◆ Task objective ◆
In the data below, which lines hold "desc"? Copy every one.
------------------------------
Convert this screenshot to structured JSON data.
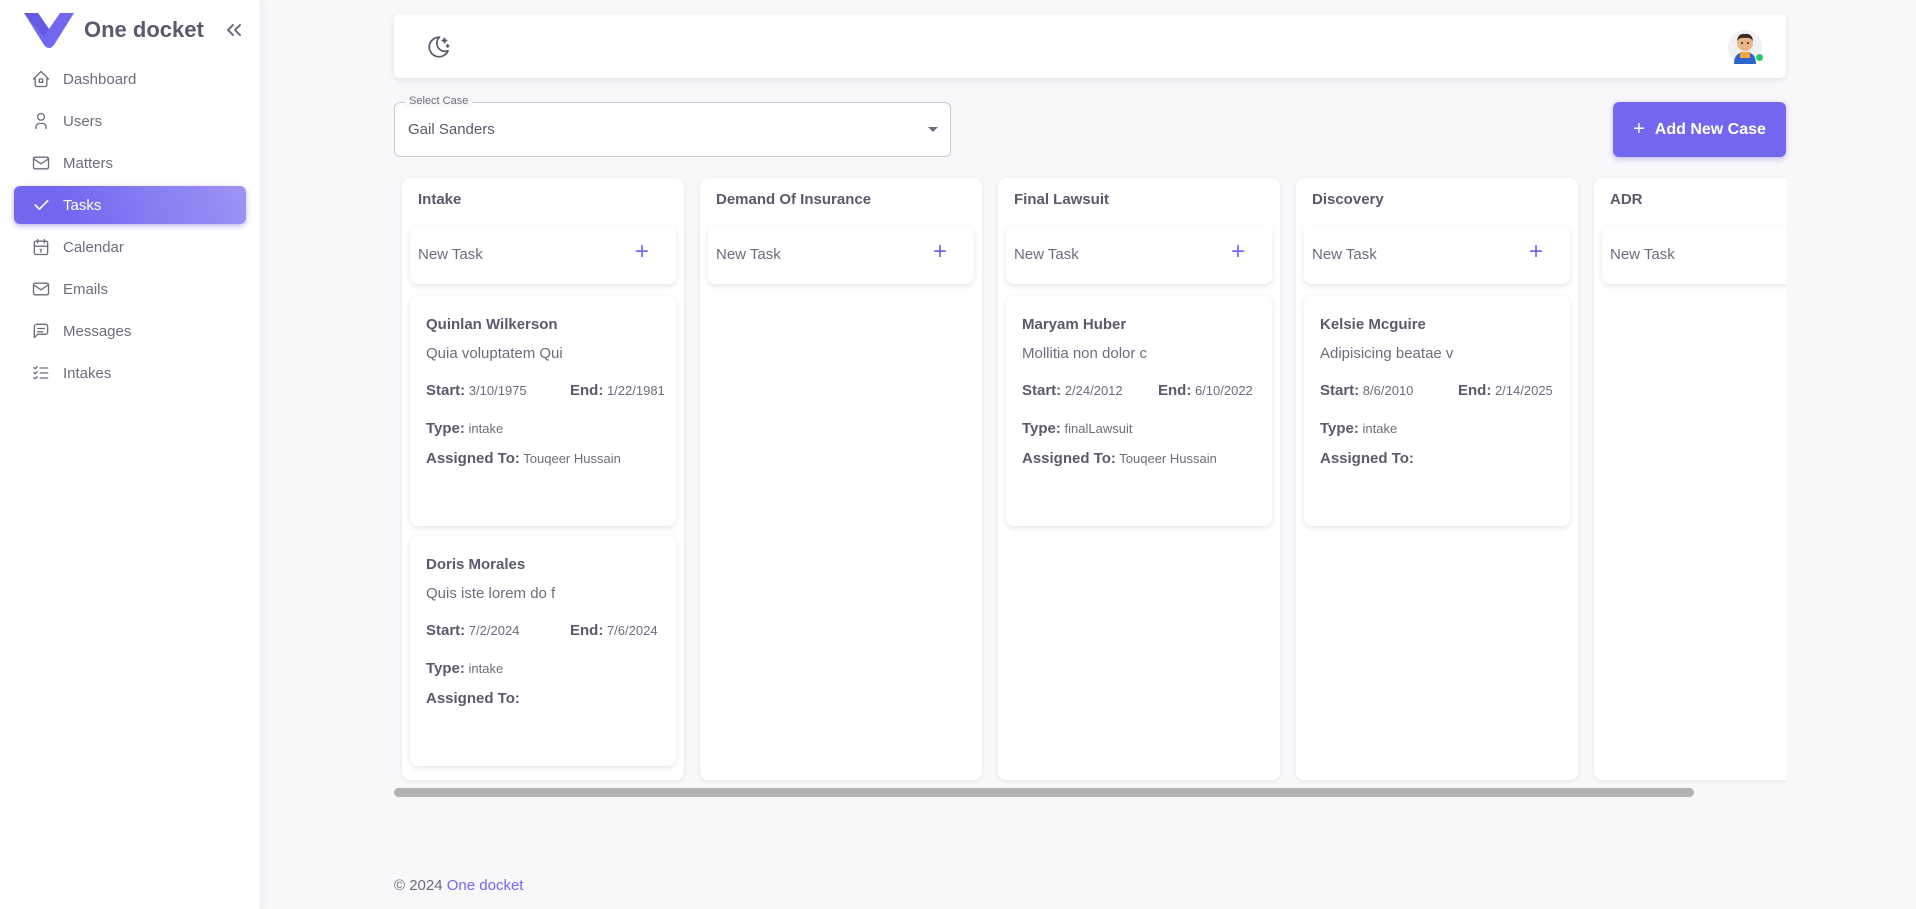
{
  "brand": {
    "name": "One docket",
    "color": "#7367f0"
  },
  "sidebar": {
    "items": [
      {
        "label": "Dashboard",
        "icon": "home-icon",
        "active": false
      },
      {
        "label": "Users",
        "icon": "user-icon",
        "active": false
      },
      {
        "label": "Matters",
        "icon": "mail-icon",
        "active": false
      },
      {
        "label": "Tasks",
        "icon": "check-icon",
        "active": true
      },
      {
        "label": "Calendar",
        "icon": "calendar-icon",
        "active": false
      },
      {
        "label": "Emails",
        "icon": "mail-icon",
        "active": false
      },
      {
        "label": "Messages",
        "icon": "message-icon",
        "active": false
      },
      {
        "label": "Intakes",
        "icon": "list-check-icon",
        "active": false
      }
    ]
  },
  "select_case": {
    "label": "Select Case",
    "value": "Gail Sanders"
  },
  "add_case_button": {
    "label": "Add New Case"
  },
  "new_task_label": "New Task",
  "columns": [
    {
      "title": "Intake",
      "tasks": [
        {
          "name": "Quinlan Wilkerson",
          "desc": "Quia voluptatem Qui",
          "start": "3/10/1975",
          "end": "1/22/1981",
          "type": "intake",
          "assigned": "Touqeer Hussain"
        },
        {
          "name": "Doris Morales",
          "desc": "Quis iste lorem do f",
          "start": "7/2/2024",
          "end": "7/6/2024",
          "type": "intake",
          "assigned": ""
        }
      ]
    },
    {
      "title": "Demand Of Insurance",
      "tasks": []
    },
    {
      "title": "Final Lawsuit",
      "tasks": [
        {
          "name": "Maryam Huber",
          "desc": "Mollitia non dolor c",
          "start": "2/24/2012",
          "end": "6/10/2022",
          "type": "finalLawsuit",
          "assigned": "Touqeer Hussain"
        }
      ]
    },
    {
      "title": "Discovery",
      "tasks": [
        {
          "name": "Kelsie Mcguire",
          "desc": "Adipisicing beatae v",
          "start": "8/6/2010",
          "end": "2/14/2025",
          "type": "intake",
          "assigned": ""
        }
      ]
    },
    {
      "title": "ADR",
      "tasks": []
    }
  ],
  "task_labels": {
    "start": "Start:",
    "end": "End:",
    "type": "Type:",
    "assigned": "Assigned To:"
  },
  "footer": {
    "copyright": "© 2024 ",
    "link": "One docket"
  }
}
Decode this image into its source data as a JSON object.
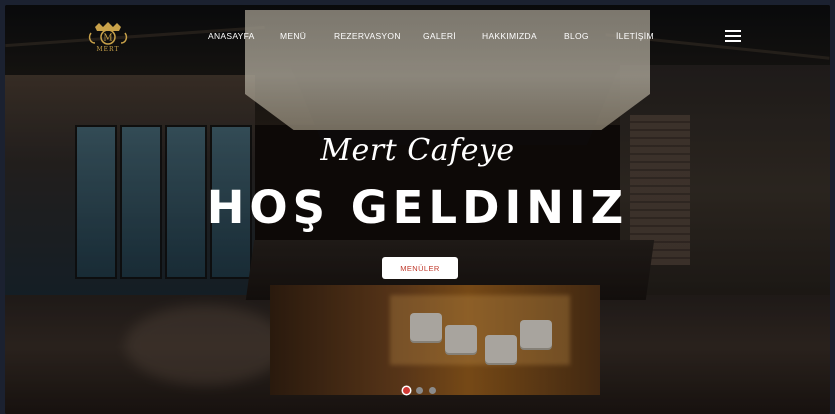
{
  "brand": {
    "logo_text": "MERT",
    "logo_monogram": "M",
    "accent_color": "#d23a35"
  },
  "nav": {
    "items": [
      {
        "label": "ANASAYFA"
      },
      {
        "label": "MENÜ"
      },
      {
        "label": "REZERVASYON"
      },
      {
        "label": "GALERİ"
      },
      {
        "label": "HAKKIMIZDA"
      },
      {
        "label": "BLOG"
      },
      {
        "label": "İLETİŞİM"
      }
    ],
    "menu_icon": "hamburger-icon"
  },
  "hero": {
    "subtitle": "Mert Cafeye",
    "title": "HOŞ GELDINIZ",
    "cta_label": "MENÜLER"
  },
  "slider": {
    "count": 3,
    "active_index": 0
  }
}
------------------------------
◆ Result for this task ◆
          "desc": "Quia voluptatem Qui",
          "desc": "Quis iste lorem do f",
          "desc": "Mollitia non dolor c",
          "desc": "Adipisicing beatae v",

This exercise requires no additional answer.